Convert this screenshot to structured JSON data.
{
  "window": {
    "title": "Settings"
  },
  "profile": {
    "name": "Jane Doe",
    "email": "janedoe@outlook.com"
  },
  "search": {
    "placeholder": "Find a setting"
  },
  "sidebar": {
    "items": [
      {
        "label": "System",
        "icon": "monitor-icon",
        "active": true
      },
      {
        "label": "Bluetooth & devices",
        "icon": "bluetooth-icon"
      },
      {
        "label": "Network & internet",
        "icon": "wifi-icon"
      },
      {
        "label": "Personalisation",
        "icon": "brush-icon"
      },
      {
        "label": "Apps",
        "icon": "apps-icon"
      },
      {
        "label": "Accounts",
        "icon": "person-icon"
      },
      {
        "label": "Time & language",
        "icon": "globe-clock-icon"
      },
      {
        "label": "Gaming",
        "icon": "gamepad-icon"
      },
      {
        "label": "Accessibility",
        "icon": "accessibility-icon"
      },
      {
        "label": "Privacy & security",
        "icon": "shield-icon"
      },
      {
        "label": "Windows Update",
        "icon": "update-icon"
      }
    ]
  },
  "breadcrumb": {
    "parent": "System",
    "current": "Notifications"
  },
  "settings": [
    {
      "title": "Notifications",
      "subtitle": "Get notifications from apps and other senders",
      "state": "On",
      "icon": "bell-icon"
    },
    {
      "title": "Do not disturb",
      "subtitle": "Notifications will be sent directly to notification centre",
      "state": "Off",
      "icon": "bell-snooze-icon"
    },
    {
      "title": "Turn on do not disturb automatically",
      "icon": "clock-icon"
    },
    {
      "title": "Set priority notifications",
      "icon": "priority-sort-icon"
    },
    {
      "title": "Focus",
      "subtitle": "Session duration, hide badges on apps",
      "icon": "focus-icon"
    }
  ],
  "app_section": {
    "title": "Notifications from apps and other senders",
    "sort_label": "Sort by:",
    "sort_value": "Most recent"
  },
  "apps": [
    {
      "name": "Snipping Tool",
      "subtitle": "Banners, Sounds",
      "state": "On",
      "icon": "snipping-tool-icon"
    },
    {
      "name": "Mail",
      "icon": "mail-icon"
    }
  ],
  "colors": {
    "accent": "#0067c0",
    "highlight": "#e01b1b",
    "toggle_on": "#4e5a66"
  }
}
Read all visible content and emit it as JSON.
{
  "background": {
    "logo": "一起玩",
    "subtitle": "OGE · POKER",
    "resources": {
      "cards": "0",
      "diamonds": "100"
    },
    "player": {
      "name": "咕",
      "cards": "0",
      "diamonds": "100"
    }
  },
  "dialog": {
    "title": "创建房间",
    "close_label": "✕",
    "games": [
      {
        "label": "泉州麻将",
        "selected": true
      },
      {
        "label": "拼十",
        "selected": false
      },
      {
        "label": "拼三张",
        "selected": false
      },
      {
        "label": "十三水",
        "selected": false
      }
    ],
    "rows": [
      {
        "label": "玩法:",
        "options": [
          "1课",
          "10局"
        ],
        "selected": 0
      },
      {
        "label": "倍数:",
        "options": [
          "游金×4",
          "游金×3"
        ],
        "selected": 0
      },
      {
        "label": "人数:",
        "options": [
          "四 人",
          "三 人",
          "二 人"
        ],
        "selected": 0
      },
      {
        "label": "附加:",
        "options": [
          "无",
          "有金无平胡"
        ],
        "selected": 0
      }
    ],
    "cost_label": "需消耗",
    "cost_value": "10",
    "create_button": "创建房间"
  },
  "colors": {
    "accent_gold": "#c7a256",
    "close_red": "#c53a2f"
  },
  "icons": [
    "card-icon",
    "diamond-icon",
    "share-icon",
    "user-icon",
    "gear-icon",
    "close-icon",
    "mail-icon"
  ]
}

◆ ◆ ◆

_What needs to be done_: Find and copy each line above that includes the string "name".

_Result_:
    "name": "Jane Doe",
      "name": "Snipping Tool",
      "name": "Mail",
      "name": "咕",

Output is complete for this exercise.